I wonder if I could find a pressure cooker in Bangui or Yaoundé. It would make cooking grains and beans much easier! I will have to look when I am in these two larger cities.
That brings me to something else I wonder. What is a good way to cook okra? It is in season now, but in the US I have never liked dishes I have had with okra in them. Anyone know a good recipe? Please remember I have limited ingredients…
I am happy to report that ¾ of the nearby church roof is now in place. It should all be done soon. Men from the congregation gathered to help put it up and women came to prepare food for them. Have you ever thought about how a roof is put in place without cranes and other machinery? It takes a lot of manpower. And, a lot of women power to make the food they all eat when work is done. The worked stopped until church members can rais more money to buy the rest of the supplies. Here are a couple of pictures of the work in process. Pierre borrowed my camera to take the pictures since I was in Sango class.
In the afternoons I have been going to the clinic to volunteer. It is a chance to practice some Sango although a few of the people, especially women, speak another local language and not Sango. Still, I have figured out how to take their temperatures in centigrade. (We do it under the arm to minimize the spreading of germs, although we have to add 0.5 degrees to the final temperature to make it match one taken in the mouth). Many days all I do is take temperatures, but sometimes I can take a basic report of the complaints of the people. I know how to say, “Do you vomit? Cough? Have diarrhea? And a few other similar phrases in Sango! Hopefully, I will never need them to describe what is happening to me.
This clinic is called Santé Maternal et Infantile (SMI) because it was built to service pregnant women and infants. Now, though, they will treat anyone. If cases are too serious, they are taken to the hospital in Bouar. (Imagine traveling the roads I described before in the back of an ambulance!)
Patients pay, but amounts are low. It costs 100 cfa for a consultation. Most medicines I have seen them buy are less than 1,000 cfa. Remember that $1 US is about 500 cfa. Still, these prices are hard for many people to pay since they earn little. The clinic is also able to do blood and stool analysis although they do that only in the mornings so I have not been around to learn more about those. (I am, of course, in Sango class in the mornings.)
I wonder what people do who have no money or live too far from a clinic such as this one.

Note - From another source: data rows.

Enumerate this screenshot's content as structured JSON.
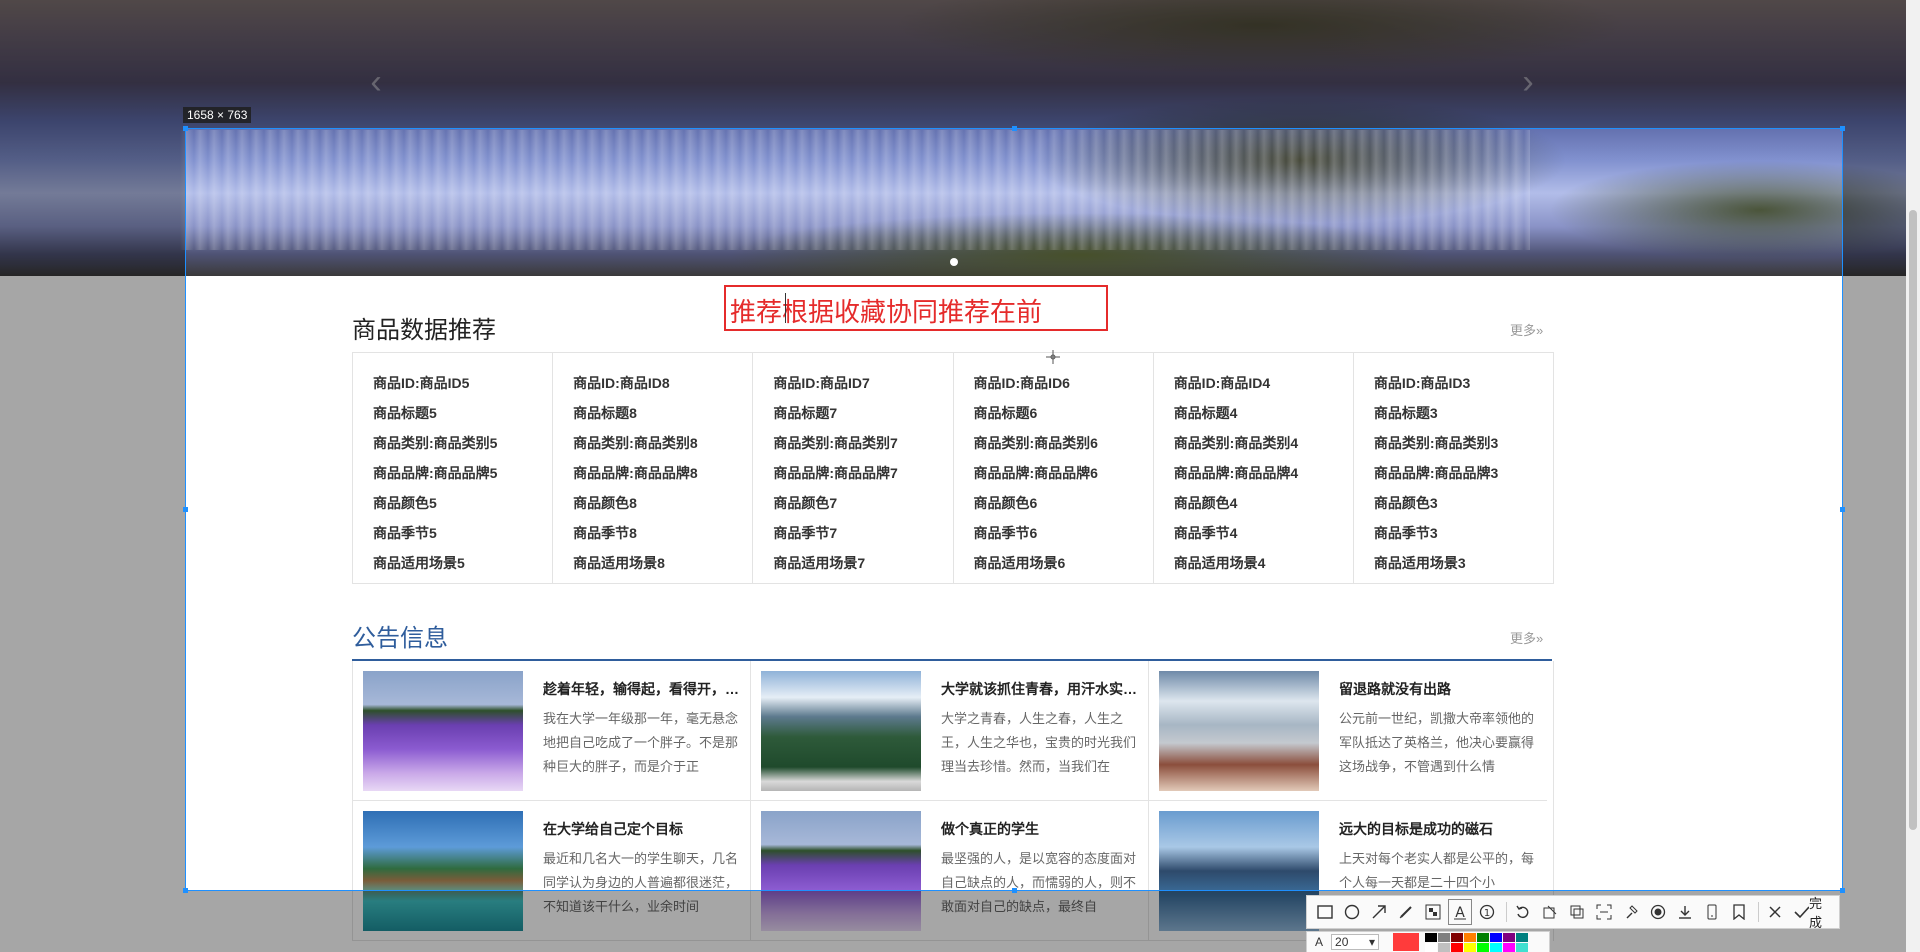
{
  "selection": {
    "size_label": "1658 × 763"
  },
  "annotation": {
    "text": "推荐根据收藏协同推荐在前"
  },
  "recommend": {
    "title": "商品数据推荐",
    "more": "更多»",
    "items": [
      {
        "id": "商品ID:商品ID5",
        "title": "商品标题5",
        "category": "商品类别:商品类别5",
        "brand": "商品品牌:商品品牌5",
        "color": "商品颜色5",
        "season": "商品季节5",
        "scene": "商品适用场景5"
      },
      {
        "id": "商品ID:商品ID8",
        "title": "商品标题8",
        "category": "商品类别:商品类别8",
        "brand": "商品品牌:商品品牌8",
        "color": "商品颜色8",
        "season": "商品季节8",
        "scene": "商品适用场景8"
      },
      {
        "id": "商品ID:商品ID7",
        "title": "商品标题7",
        "category": "商品类别:商品类别7",
        "brand": "商品品牌:商品品牌7",
        "color": "商品颜色7",
        "season": "商品季节7",
        "scene": "商品适用场景7"
      },
      {
        "id": "商品ID:商品ID6",
        "title": "商品标题6",
        "category": "商品类别:商品类别6",
        "brand": "商品品牌:商品品牌6",
        "color": "商品颜色6",
        "season": "商品季节6",
        "scene": "商品适用场景6"
      },
      {
        "id": "商品ID:商品ID4",
        "title": "商品标题4",
        "category": "商品类别:商品类别4",
        "brand": "商品品牌:商品品牌4",
        "color": "商品颜色4",
        "season": "商品季节4",
        "scene": "商品适用场景4"
      },
      {
        "id": "商品ID:商品ID3",
        "title": "商品标题3",
        "category": "商品类别:商品类别3",
        "brand": "商品品牌:商品品牌3",
        "color": "商品颜色3",
        "season": "商品季节3",
        "scene": "商品适用场景3"
      }
    ]
  },
  "notices": {
    "title": "公告信息",
    "more": "更多»",
    "items": [
      {
        "title": "趁着年轻，输得起，看得开，…",
        "summary": "我在大学一年级那一年，毫无悬念地把自己吃成了一个胖子。不是那种巨大的胖子，而是介于正"
      },
      {
        "title": "大学就该抓住青春，用汗水实…",
        "summary": "大学之青春，人生之春，人生之王，人生之华也，宝贵的时光我们理当去珍惜。然而，当我们在"
      },
      {
        "title": "留退路就没有出路",
        "summary": "公元前一世纪，凯撒大帝率领他的军队抵达了英格兰，他决心要赢得这场战争，不管遇到什么情"
      },
      {
        "title": "在大学给自己定个目标",
        "summary": "最近和几名大一的学生聊天，几名同学认为身边的人普遍都很迷茫，不知道该干什么，业余时间"
      },
      {
        "title": "做个真正的学生",
        "summary": "最坚强的人，是以宽容的态度面对自己缺点的人，而懦弱的人，则不敢面对自己的缺点，最终自"
      },
      {
        "title": "远大的目标是成功的磁石",
        "summary": "上天对每个老实人都是公平的，每个人每一天都是二十四个小"
      }
    ]
  },
  "toolbar": {
    "tools": [
      "rectangle-icon",
      "ellipse-icon",
      "arrow-icon",
      "pen-icon",
      "mosaic-icon",
      "text-icon",
      "number-icon",
      "undo-icon",
      "pin-icon",
      "copy-icon",
      "ocr-icon",
      "topmost-icon",
      "record-icon",
      "save-icon",
      "phone-icon",
      "bookmark-icon",
      "close-icon"
    ],
    "done_label": "完成",
    "font_size": "20",
    "current_color": "#ff3b3b",
    "palette": [
      "#000000",
      "#808080",
      "#800000",
      "#ff8000",
      "#008000",
      "#0000ff",
      "#800080",
      "#008080",
      "#ffffff",
      "#c0c0c0",
      "#ff0000",
      "#ffff00",
      "#00ff00",
      "#00ffff",
      "#ff00ff",
      "#40e0d0"
    ]
  }
}
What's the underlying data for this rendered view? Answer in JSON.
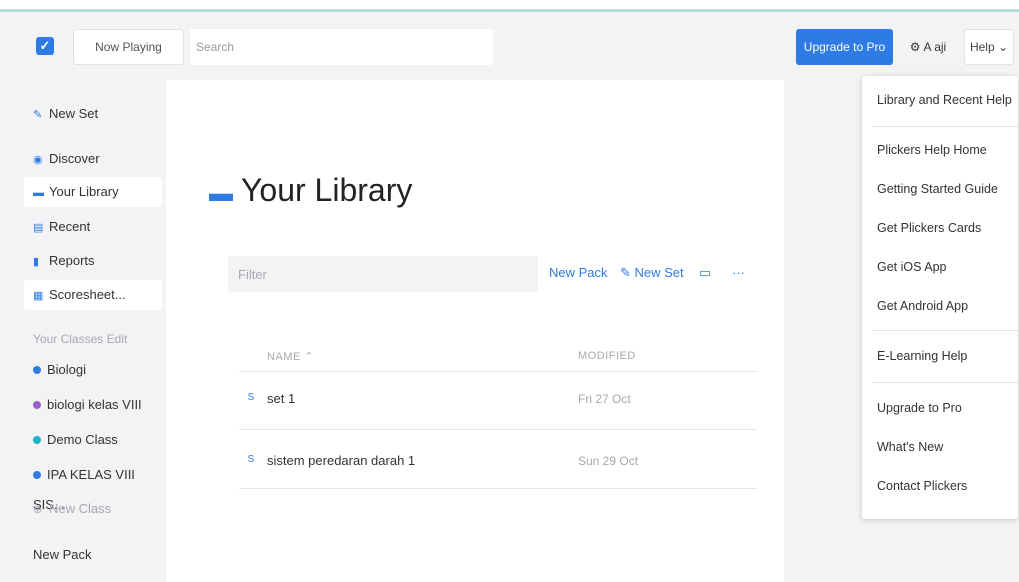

The rainy season is coming to an end. Every wonder about how that would happen? I thought that there would gradually be less and less rain – that is, rain on fewer days or maybe less when it came. But that is not what is happening! Recently, we have had hard rain all night several nights in a row. We have also had more rain during the day. I asked André about it and he said that is normal. As the rainy season ends, they get more rain until one day it quits coming. Interesting. Anyone know why that is?
I have notices that the most common bars of soap and the laundry detergent often sold here both share a common quality. The soap is hard to rinse off hands or out of clothes. Anyone know why that is???
I was not wondering about this, but discovered that when some cuts grass it smells the same whether it is done with a lawn mower or a sickle! (A man came to cut the grass around the guest house where I was staying in Bohong this week…)
So write to me about what you are wondering about! Maybe it is about my life here or maybe it is about things around you. I would like to know!